But the confessions of the targets killed in ACIII brought back the idea of anti-violence. Through continual reinforcement through the AC games we are told the Templars are evil and you must kill every single one, but when Connor (the character in ACIII) kills one of his targets they tell him how they were trying to save his Native American village and stop the destruction of the Americas. As one of Connor’s targets says, “You wield your blade like a man, but your mouth like a child.” (3:12). Connor is literally killing these people because someone told him to, without any critical thinking about the situation. In an earlier sequence, a friend of Connor’s, Stephane, incites a riot. While Connor chastises him, saying there are better ways of fighting injustice, the game makes you complicit it protecting Stephane from Redcoats. Even after Connor’s moralising, he sends Stephane to kill some low-tier hoodlum rather than hunting down the Templars responsible.
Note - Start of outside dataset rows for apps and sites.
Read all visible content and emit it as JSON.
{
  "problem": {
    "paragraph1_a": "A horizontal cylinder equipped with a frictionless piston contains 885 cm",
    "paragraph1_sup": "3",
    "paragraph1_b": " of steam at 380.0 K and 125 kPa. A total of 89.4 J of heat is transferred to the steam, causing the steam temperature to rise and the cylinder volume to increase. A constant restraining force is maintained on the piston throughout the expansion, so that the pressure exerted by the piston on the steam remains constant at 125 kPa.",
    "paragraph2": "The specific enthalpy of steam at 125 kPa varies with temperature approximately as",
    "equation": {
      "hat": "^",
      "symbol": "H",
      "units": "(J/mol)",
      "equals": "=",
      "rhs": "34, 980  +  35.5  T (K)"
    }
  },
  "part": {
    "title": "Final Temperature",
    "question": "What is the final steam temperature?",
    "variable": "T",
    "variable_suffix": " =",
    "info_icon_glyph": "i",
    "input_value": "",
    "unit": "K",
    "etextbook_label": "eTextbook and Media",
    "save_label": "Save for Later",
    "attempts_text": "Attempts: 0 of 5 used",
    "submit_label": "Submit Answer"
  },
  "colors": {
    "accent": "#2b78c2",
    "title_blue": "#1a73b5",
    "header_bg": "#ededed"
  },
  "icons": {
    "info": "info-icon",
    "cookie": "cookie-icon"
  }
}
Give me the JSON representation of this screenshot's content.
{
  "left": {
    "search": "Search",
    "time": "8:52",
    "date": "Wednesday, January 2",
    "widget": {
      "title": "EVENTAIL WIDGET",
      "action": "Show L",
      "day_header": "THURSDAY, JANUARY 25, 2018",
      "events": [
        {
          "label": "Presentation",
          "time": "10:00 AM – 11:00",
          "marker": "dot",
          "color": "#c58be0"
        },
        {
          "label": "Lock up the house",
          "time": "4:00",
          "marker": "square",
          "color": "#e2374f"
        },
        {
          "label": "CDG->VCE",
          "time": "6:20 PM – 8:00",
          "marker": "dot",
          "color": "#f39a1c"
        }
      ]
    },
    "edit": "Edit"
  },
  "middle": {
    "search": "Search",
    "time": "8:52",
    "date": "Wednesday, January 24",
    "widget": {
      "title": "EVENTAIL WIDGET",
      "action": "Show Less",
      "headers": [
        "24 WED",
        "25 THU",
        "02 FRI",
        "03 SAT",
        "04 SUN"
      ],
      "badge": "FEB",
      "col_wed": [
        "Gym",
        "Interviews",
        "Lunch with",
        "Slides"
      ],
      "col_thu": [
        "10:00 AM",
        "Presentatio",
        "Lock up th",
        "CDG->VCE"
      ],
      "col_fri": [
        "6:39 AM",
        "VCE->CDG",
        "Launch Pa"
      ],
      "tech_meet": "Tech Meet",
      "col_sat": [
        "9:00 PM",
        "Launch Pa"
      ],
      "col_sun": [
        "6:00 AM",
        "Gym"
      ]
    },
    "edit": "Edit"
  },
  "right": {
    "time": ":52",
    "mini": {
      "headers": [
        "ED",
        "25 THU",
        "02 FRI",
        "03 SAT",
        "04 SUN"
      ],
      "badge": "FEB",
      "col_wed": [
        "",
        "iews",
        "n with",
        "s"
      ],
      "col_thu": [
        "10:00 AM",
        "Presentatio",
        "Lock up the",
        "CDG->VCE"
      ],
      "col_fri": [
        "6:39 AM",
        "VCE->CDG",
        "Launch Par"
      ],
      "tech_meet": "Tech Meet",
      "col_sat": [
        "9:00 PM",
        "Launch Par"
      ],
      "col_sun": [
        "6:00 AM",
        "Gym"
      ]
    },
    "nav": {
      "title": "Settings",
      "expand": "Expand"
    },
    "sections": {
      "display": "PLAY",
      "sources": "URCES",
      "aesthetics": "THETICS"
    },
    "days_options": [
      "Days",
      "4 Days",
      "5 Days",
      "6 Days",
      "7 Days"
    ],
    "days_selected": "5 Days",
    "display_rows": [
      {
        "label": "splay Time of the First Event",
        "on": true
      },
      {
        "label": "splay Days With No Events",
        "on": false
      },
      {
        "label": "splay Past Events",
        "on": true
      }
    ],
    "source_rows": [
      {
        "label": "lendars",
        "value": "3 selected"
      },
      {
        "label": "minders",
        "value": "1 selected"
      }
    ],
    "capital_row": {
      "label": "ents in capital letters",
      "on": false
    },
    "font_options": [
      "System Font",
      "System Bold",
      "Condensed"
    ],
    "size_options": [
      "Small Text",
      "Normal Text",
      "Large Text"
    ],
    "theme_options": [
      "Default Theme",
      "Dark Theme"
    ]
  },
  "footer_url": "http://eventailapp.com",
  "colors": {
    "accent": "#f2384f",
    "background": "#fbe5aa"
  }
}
When I first played that scene it made me extremely uncomfortable, just through the complete lack of accountability and the blasé response of violence from Connor.
To conclude, let’s return to my first point. We have been trained by Assassin’s Creed and games in general to murder to progress. Two games I can think of that have tried to subvert this trope; Tomb Raider Anniversary and Spec Ops: The Line. TRA‘s designer Toby Gard said while developing the game, “…[killing human characters] gave us an opportunity to really focus on what should be a difficult choice for a person.” (2:35). Spec Ops did something similar, with its second refugee camp sequence. But it speaks volumes that the most infamous scene from the AC series, a punch-up with the Pope, is constantly thought to have been a kill.
I’m all for violence in video games. I don’t believe that violent games make people violent. Most of our history, art and culture revolves around violence. Violence even makes sense when it comes to games, as it’s a binary of winning or losing. But the anti-violence theme of Assassin’s Creed gave it some bite, some traction in an increasingly gore-filled AAA industry. It would be nice to get back to that more thoughtful, adult view of violence, as something to be feared rather than glamourised.
Banner Photo Source: gameranx.com.